[Materials provided — start]

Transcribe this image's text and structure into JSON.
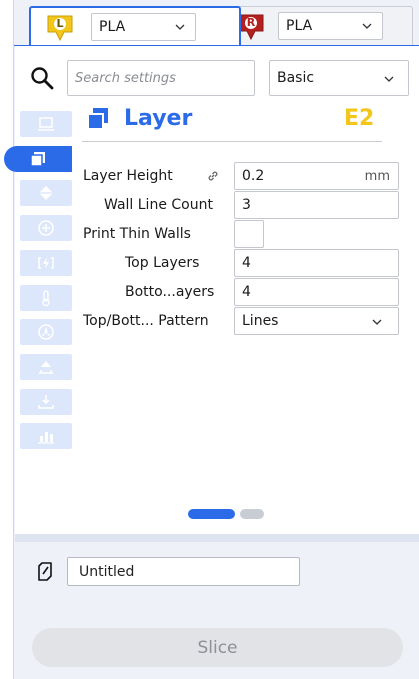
{
  "extruders": [
    {
      "badge": "L",
      "material": "PLA",
      "badge_color": "#f3c71a",
      "active": true
    },
    {
      "badge": "R",
      "material": "PLA",
      "badge_color": "#b3201e",
      "active": false
    }
  ],
  "search": {
    "placeholder": "Search settings"
  },
  "mode": {
    "selected": "Basic"
  },
  "categories": [
    {
      "icon": "printer-icon",
      "active": false
    },
    {
      "icon": "layer-icon",
      "active": true
    },
    {
      "icon": "shell-icon",
      "active": false
    },
    {
      "icon": "infill-icon",
      "active": false
    },
    {
      "icon": "material-icon",
      "active": false
    },
    {
      "icon": "temperature-icon",
      "active": false
    },
    {
      "icon": "cooling-icon",
      "active": false
    },
    {
      "icon": "support-icon",
      "active": false
    },
    {
      "icon": "adhesion-icon",
      "active": false
    },
    {
      "icon": "experimental-icon",
      "active": false
    }
  ],
  "section": {
    "title": "Layer",
    "extruder_label": "E2"
  },
  "settings": {
    "layer_height": {
      "label": "Layer Height",
      "value": "0.2",
      "unit": "mm"
    },
    "wall_line_count": {
      "label": "Wall Line Count",
      "value": "3"
    },
    "print_thin_walls": {
      "label": "Print Thin Walls",
      "checked": false
    },
    "top_layers": {
      "label": "Top Layers",
      "value": "4"
    },
    "bottom_layers": {
      "label": "Botto...ayers",
      "value": "4"
    },
    "top_bottom_pattern": {
      "label": "Top/Bott... Pattern",
      "value": "Lines"
    }
  },
  "pager": {
    "pages": 2,
    "current": 1
  },
  "job": {
    "name": "Untitled"
  },
  "slice": {
    "label": "Slice"
  },
  "colors": {
    "accent": "#2b6be8",
    "badge_yellow": "#f3c71a",
    "badge_red": "#b3201e"
  }
}
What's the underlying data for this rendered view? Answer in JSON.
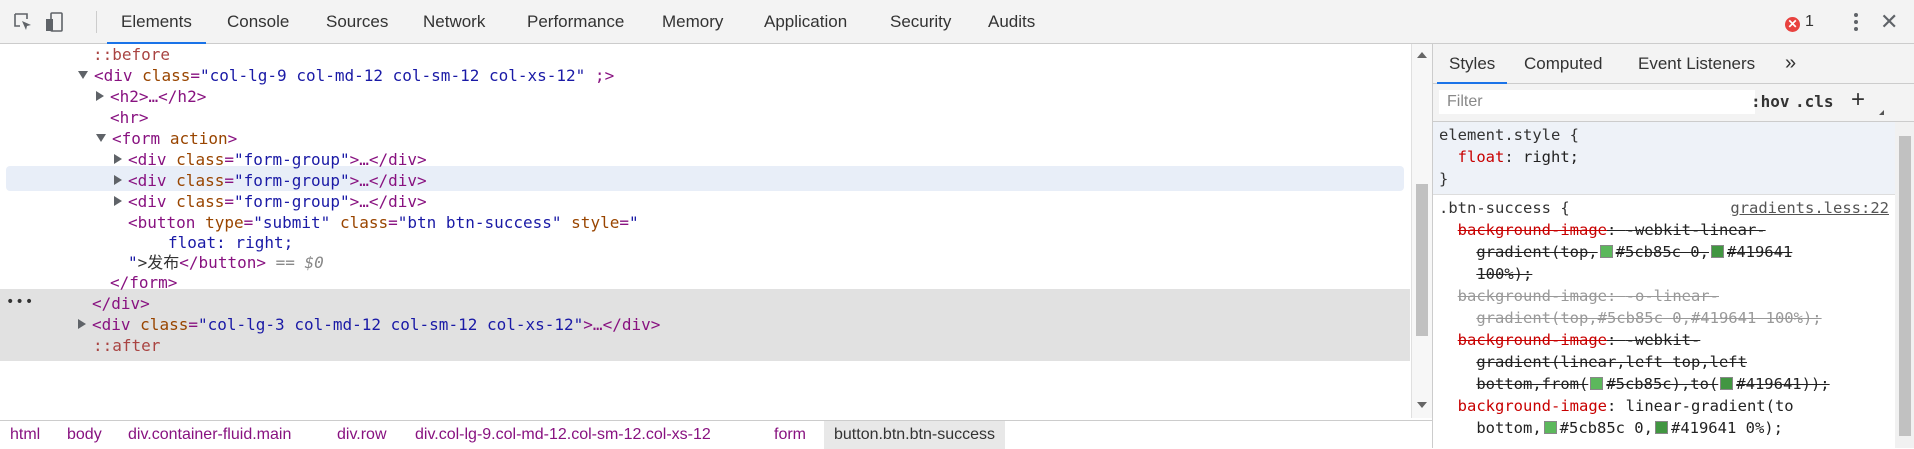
{
  "toolbar": {
    "tabs": [
      "Elements",
      "Console",
      "Sources",
      "Network",
      "Performance",
      "Memory",
      "Application",
      "Security",
      "Audits"
    ],
    "error_count": "1",
    "close_glyph": "✕"
  },
  "tree": {
    "lines": {
      "before": "::before",
      "div_main_tag": "<div",
      "div_main_attr": "class",
      "div_main_val": "\"col-lg-9 col-md-12 col-sm-12 col-xs-12\"",
      "div_main_tail": " ;>",
      "h2": "<h2>…</h2>",
      "hr": "<hr>",
      "form_tag": "<form",
      "form_attr": "action",
      "form_close": ">",
      "fg_open": "<div",
      "fg_attr": "class",
      "fg_val": "\"form-group\"",
      "fg_tail": ">…</div>",
      "btn_tag": "<button",
      "btn_type_attr": "type",
      "btn_type_val": "\"submit\"",
      "btn_class_attr": "class",
      "btn_class_val": "\"btn btn-success\"",
      "btn_style_attr": "style",
      "btn_style_open": "\"",
      "btn_style_body": "float: right;",
      "btn_style_close": "\"",
      "btn_text": ">发布",
      "btn_end": "</button>",
      "btn_eq": " == $0",
      "form_end": "</form>",
      "div_end": "</div>",
      "div2_tag": "<div",
      "div2_attr": "class",
      "div2_val": "\"col-lg-3 col-md-12 col-sm-12 col-xs-12\"",
      "div2_tail": ">…</div>",
      "after": "::after"
    }
  },
  "breadcrumb": [
    "html",
    "body",
    "div.container-fluid.main",
    "div.row",
    "div.col-lg-9.col-md-12.col-sm-12.col-xs-12",
    "form",
    "button.btn.btn-success"
  ],
  "styles": {
    "tabs": [
      "Styles",
      "Computed",
      "Event Listeners"
    ],
    "more": "»",
    "filter_placeholder": "Filter",
    "hov": ":hov",
    "cls": ".cls",
    "plus": "+",
    "element_style": {
      "selector": "element.style {",
      "prop": "float",
      "value": "right;",
      "close": "}"
    },
    "btn_success": {
      "selector": ".btn-success {",
      "source": "gradients.less:22",
      "bg1_prop": "background-image",
      "bg1_val_a": "-webkit-linear-",
      "bg1_val_b": "gradient(top,",
      "bg1_c1": "#5cb85c 0,",
      "bg1_c2": "#419641",
      "bg1_val_c": "100%);",
      "bg2_prop": "background-image",
      "bg2_val_a": "-o-linear-",
      "bg2_val_b": "gradient(top,#5cb85c 0,#419641 100%);",
      "bg3_prop": "background-image",
      "bg3_val_a": "-webkit-",
      "bg3_val_b": "gradient(linear,left top,left",
      "bg3_val_c": "bottom,from(",
      "bg3_c1": "#5cb85c),to(",
      "bg3_c2": "#419641));",
      "bg4_prop": "background-image",
      "bg4_val_a": "linear-gradient(to",
      "bg4_val_b": "bottom,",
      "bg4_c1": "#5cb85c 0,",
      "bg4_c2": "#419641 0%);"
    },
    "colors": {
      "green_light": "#5cb85c",
      "green_dark": "#419641"
    }
  }
}
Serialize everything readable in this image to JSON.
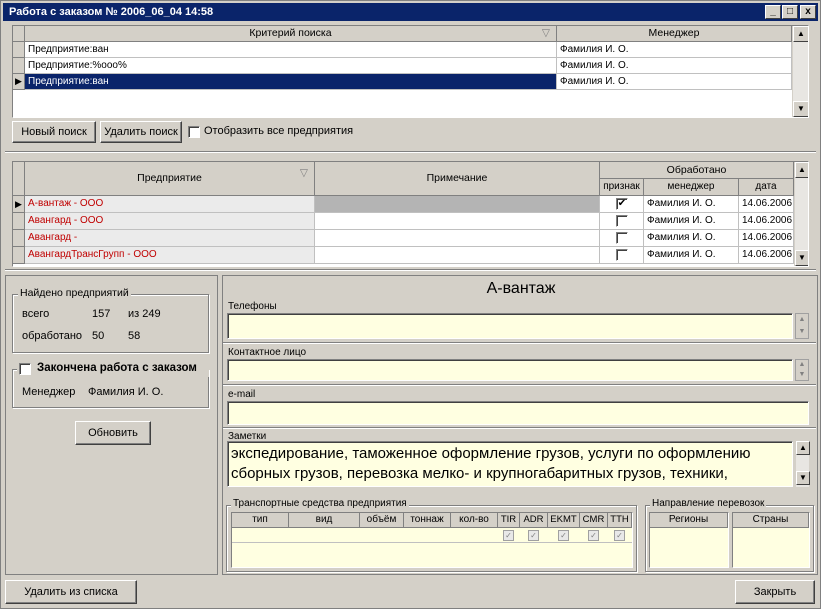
{
  "window": {
    "title": "Работа с заказом № 2006_06_04 14:58",
    "min_label": "_",
    "max_label": "□",
    "close_label": "x"
  },
  "search_grid": {
    "col_criteria": "Критерий поиска",
    "col_manager": "Менеджер",
    "rows": [
      {
        "criteria": "Предприятие:ван",
        "manager": "Фамилия И. О."
      },
      {
        "criteria": "Предприятие:%ооо%",
        "manager": "Фамилия И. О."
      },
      {
        "criteria": "Предприятие:ван",
        "manager": "Фамилия И. О."
      }
    ]
  },
  "search_buttons": {
    "new_search": "Новый поиск",
    "delete_search": "Удалить поиск",
    "show_all": "Отобразить все предприятия"
  },
  "company_grid": {
    "col_company": "Предприятие",
    "col_note": "Примечание",
    "col_processed": "Обработано",
    "col_sign": "признак",
    "col_manager": "менеджер",
    "col_date": "дата",
    "rows": [
      {
        "company": "А-вантаж - ООО",
        "manager": "Фамилия И. О.",
        "date": "14.06.2006",
        "checked": "✔"
      },
      {
        "company": "Авангард - ООО",
        "manager": "Фамилия И. О.",
        "date": "14.06.2006",
        "checked": ""
      },
      {
        "company": "Авангард -",
        "manager": "Фамилия И. О.",
        "date": "14.06.2006",
        "checked": ""
      },
      {
        "company": "АвангардТрансГрупп - ООО",
        "manager": "Фамилия И. О.",
        "date": "14.06.2006",
        "checked": ""
      }
    ]
  },
  "stats": {
    "group_title": "Найдено предприятий",
    "total_label": "всего",
    "total_value": "157",
    "of_label": "из 249",
    "processed_label": "обработано",
    "processed_value": "50",
    "processed_of": "58"
  },
  "order_done": {
    "label": "Закончена работа с заказом",
    "manager_label": "Менеджер",
    "manager_value": "Фамилия И. О.",
    "refresh_button": "Обновить"
  },
  "details": {
    "company_title": "А-вантаж",
    "phones_label": "Телефоны",
    "phones_value": "",
    "contact_label": "Контактное лицо",
    "contact_value": "",
    "email_label": "e-mail",
    "email_value": "",
    "notes_label": "Заметки",
    "notes_value": "экспедирование, таможенное оформление грузов,  услуги по оформлению сборных грузов, перевозка мелко- и крупногабаритных грузов, техники,"
  },
  "transport": {
    "group_title": "Транспортные средства предприятия",
    "columns": [
      "тип",
      "вид",
      "объём",
      "тоннаж",
      "кол-во",
      "TIR",
      "ADR",
      "EKMT",
      "CMR",
      "TTH"
    ]
  },
  "direction": {
    "group_title": "Направление перевозок",
    "col_regions": "Регионы",
    "col_countries": "Страны"
  },
  "bottom": {
    "delete_button": "Удалить из списка",
    "close_button": "Закрыть"
  },
  "colors": {
    "title_bar": "#0a246a",
    "company_red": "#c00000",
    "note_field": "#ffffe1",
    "selection": "#0a246a"
  }
}
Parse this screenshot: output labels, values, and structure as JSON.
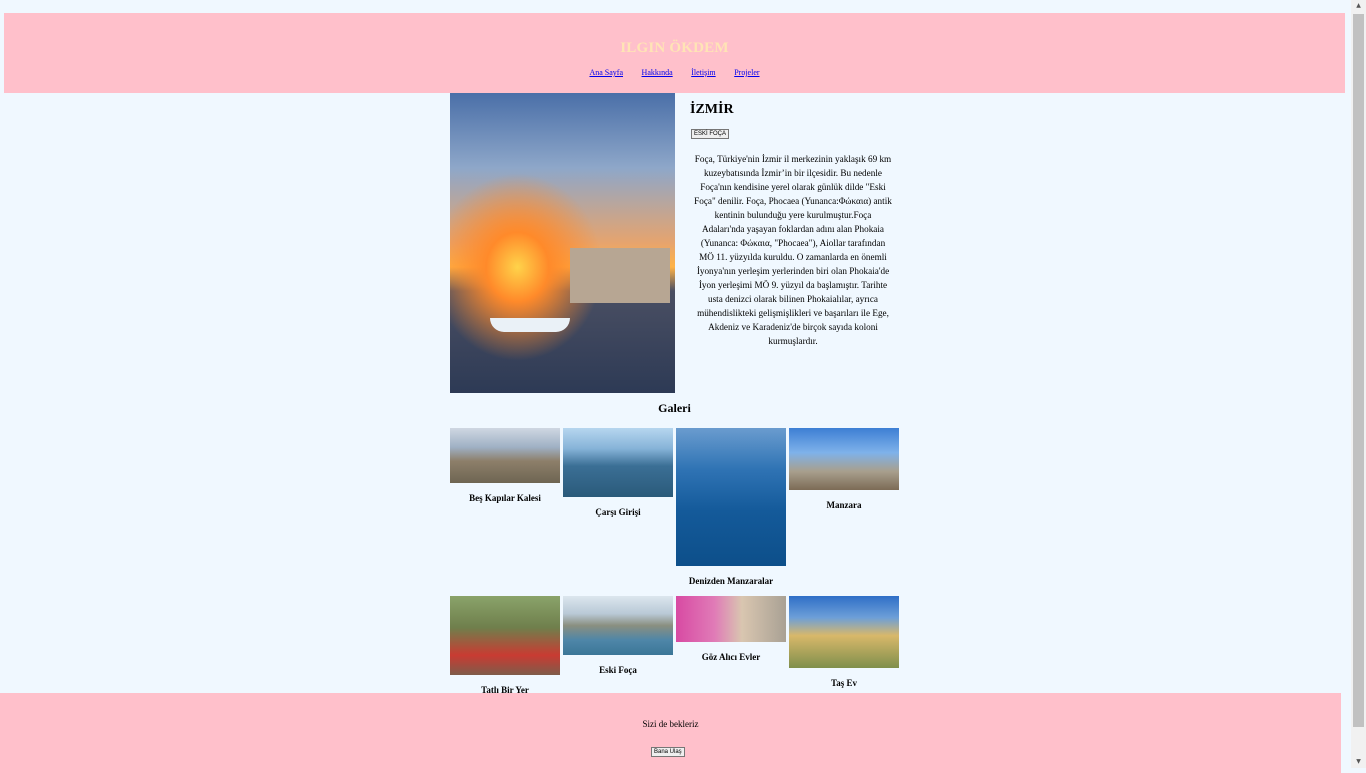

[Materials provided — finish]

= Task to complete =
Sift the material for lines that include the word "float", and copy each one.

= Answer for the task =
      "btn_style_body": "float: right;",
      "prop": "float",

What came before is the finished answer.